Start of Listed entries

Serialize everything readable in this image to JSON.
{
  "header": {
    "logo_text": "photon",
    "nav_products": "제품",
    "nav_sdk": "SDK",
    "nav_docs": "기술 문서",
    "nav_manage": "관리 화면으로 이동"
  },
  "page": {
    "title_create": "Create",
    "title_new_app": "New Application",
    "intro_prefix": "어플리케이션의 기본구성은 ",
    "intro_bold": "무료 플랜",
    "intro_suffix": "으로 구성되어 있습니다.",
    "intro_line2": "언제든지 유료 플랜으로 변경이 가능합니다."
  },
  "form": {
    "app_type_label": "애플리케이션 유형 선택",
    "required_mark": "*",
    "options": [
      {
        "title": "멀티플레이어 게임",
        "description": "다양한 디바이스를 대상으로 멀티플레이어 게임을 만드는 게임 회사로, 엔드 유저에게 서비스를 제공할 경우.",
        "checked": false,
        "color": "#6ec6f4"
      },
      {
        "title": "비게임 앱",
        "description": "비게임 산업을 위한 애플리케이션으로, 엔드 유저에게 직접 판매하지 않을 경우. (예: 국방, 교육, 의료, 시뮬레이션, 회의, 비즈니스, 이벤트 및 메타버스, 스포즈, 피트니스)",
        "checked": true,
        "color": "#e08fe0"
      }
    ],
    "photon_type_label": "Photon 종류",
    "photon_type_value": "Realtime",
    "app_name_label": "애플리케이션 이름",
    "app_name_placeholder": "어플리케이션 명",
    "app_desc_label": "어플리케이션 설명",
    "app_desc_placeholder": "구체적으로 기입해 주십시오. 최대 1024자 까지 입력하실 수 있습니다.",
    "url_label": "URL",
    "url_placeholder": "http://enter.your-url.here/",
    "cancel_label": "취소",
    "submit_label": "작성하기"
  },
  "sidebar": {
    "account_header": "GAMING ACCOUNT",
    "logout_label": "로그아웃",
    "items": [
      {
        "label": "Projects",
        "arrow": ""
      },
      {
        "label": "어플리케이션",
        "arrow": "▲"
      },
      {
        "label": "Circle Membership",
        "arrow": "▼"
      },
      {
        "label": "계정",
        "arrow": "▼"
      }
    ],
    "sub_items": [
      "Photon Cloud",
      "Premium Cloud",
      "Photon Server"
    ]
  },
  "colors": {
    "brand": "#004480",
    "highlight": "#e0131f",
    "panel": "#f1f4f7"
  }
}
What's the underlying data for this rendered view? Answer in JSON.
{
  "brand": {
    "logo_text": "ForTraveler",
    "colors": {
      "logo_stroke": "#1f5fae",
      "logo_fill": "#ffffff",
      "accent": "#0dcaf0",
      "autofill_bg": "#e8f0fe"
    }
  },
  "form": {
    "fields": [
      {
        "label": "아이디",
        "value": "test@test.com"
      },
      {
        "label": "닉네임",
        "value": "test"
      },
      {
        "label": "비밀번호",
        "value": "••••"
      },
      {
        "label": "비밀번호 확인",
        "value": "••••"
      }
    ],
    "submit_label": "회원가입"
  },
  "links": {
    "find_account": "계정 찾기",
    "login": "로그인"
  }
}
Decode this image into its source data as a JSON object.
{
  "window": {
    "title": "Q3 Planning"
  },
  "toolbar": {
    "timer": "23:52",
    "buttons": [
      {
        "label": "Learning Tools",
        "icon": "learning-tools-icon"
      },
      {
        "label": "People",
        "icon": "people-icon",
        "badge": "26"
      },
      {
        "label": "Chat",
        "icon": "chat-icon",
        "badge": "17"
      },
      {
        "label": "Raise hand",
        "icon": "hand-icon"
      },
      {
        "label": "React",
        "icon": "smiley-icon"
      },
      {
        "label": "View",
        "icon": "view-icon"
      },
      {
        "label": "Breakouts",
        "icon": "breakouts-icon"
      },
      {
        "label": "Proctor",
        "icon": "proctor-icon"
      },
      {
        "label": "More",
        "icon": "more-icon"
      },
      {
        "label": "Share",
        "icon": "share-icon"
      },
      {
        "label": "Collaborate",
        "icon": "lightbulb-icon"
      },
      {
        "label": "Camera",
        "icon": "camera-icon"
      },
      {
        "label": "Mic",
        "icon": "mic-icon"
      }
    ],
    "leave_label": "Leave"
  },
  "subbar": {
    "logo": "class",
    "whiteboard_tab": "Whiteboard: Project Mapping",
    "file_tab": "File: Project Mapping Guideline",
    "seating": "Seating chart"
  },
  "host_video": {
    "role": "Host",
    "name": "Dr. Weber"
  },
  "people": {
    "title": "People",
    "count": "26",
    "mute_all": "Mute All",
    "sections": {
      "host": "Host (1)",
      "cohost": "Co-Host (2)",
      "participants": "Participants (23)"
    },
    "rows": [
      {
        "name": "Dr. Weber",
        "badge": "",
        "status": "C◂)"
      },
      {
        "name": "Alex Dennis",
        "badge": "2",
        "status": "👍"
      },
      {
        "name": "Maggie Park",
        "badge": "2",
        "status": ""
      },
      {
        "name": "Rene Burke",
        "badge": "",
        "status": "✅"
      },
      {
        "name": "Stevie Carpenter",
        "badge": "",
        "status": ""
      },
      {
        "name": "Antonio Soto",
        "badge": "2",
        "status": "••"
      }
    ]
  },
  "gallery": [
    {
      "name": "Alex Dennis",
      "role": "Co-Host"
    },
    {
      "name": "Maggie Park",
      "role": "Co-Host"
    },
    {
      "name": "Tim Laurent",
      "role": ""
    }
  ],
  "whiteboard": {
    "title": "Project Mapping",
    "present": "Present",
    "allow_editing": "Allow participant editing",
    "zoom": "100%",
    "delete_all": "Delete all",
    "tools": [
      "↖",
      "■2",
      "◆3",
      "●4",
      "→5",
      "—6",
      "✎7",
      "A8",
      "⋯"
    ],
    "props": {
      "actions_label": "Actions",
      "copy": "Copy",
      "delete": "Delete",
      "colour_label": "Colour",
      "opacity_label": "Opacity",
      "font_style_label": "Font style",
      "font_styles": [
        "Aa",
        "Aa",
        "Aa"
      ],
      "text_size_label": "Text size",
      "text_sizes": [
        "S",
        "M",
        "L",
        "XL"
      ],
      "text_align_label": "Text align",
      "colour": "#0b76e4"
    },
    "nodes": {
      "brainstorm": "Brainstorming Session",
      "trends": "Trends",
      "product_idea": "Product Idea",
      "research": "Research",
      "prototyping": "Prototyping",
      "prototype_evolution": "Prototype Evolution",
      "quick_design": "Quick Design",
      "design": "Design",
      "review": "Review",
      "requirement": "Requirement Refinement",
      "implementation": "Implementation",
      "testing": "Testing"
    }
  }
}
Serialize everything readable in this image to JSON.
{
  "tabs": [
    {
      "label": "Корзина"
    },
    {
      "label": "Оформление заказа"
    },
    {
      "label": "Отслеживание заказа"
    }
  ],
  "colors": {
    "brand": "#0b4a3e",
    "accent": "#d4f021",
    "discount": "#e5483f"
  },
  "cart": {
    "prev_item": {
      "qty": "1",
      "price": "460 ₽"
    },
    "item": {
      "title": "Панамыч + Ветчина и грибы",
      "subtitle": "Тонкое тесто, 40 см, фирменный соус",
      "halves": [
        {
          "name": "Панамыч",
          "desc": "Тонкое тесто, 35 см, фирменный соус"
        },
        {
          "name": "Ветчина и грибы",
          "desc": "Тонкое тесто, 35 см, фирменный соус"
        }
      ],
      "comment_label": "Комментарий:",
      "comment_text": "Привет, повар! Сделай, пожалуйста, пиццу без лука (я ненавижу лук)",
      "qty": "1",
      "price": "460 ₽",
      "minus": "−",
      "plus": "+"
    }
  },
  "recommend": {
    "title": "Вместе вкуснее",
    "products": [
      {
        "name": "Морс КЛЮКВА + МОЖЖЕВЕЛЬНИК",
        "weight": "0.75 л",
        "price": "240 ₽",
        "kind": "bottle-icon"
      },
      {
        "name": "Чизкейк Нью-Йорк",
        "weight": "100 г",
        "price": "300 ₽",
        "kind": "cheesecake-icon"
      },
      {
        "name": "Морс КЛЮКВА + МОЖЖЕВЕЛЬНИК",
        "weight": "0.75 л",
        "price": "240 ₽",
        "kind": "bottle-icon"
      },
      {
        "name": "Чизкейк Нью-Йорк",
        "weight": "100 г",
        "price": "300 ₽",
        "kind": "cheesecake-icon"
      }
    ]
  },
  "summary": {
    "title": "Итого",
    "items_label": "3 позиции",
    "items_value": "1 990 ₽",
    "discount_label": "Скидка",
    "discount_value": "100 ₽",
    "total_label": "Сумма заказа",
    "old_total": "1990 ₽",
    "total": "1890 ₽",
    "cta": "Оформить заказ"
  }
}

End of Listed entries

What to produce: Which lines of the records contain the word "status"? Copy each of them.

Your response:
        "status": "C◂)"
        "status": "👍"
        "status": ""
        "status": "✅"
        "status": ""
        "status": "••"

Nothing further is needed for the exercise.